The Mexican Courts provided her with a attorney. He argued the self-defense as told to him by his blonde American client but the three-panel judgeship didn’t believe her story and sentenced Sharon to ten years in a Mexican prison for women.
Sharon had been successful in American appeals, and quickly filed in regards to her Mexican case. Unlike the results she experienced in America, the appeals Court felt her sentence was too lenient and extended it by three years.
Finally Sharon was going to pay for the things she did, and she would pay in a Mexican prison – a system that makes the worst American prisons look like day spas.
Frank Puglise had been tossed back across Mexican-American border and quickly forgotten about the crazy lady who’d nearly cost him his life behind bars in Mexico.
In Independence, Missouri, the Kinnes had gained legal guardianship of Sharon’s children but had lost their home when her bond was revoked in October, along with the three other families who helped Sharon.
Sharon Kinne is Missing
Just a little over five years into her Mexican prison sentence, Sharon disappeared from the Ixtapalapa Women’s Prison. She has not been seen or heard from since.

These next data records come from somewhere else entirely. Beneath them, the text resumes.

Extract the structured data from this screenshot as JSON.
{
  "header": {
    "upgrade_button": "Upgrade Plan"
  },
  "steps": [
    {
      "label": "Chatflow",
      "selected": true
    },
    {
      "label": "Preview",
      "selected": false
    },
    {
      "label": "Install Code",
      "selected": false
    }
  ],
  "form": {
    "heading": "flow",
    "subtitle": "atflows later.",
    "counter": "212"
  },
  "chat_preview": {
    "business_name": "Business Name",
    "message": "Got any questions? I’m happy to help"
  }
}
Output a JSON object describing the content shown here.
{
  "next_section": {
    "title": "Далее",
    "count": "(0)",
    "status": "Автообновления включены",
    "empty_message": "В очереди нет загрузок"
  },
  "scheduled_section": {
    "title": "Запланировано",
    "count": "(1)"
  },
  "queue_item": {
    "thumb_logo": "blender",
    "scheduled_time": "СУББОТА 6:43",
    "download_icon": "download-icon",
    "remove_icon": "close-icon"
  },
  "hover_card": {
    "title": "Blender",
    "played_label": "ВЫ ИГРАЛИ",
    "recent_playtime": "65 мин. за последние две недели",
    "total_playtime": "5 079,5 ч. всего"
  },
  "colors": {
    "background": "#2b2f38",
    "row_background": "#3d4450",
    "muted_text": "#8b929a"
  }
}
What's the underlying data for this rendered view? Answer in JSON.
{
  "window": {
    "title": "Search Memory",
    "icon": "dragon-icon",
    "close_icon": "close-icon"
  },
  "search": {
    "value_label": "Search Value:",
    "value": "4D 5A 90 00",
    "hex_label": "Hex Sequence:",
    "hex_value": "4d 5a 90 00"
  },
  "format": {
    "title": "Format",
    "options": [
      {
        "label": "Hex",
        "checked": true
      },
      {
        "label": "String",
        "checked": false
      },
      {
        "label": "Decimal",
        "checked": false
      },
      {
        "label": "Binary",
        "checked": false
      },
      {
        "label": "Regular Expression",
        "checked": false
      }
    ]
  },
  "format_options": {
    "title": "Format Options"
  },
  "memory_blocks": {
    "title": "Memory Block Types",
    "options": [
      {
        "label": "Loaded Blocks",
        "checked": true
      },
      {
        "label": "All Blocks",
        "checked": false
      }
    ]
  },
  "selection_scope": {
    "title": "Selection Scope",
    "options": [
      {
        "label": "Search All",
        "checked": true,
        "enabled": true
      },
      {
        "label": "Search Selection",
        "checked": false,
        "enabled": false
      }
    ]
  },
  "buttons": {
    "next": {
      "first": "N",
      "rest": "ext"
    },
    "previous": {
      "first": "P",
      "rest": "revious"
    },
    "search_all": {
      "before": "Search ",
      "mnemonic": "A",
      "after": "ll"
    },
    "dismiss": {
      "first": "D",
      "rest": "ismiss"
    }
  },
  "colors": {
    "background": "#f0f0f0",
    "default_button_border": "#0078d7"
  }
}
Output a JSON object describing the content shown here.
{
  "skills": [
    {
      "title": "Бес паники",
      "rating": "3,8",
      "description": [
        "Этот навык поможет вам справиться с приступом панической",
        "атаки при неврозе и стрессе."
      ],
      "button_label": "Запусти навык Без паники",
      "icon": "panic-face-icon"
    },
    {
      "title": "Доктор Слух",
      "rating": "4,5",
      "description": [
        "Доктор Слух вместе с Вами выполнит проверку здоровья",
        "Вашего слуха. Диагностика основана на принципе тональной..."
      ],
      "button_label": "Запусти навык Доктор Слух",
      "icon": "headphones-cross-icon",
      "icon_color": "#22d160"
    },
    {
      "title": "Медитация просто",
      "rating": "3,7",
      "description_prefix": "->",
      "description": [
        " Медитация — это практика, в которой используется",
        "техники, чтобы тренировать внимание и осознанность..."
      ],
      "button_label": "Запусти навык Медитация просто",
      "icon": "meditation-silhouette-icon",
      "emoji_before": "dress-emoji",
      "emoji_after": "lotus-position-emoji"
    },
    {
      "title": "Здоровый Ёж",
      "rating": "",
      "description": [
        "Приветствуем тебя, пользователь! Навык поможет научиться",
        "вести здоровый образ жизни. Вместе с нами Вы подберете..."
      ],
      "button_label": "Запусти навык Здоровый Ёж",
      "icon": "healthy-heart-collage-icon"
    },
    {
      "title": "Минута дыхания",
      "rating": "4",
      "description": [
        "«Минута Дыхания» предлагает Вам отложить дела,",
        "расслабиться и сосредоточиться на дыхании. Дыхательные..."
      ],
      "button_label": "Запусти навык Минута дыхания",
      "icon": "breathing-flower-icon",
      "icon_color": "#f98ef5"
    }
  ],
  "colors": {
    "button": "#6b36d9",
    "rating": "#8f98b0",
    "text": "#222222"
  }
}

American officials argued that Mexican prison authorities tried little to locate Sharon. Mexico, in turn, pointed the finger at American law enforcement who had allowed Sharon to get away with murder twice, leaving her free to cross into their country to kill again.
All the finger point, however, did nothing to resolved the real issue: a killer was on the loose.
For a while, the FBI closely watched the home of Sharon’s mother and brother Eugene Hall at their new home in Alaska but say they never saw any sign of Sharon.
As of this writing, Sharon Elizabeth Hall Kinne would be 72 years old – if she’s still alive. Some experts speculate that she is indeed alive, probably living in the more southern parts of Mexico under an alias. Others argue Mexico prison officials most likely turned their backs while Sharon was taken from the prison and murdered in the name of justice for a fellow countryman (righting the wrongs of the Americans, if you will).
Whatever happened to Sharon, one can only hope no other men or women died because of her self-righteous anger that too often resulted in cold-blooded murder.
Anyone with information on Kinne’s whereabouts is asked to call the Kansas City FBI Field Office TIPS Hotline at (816) 474-TIPS or submit the information at www.fbi.gov.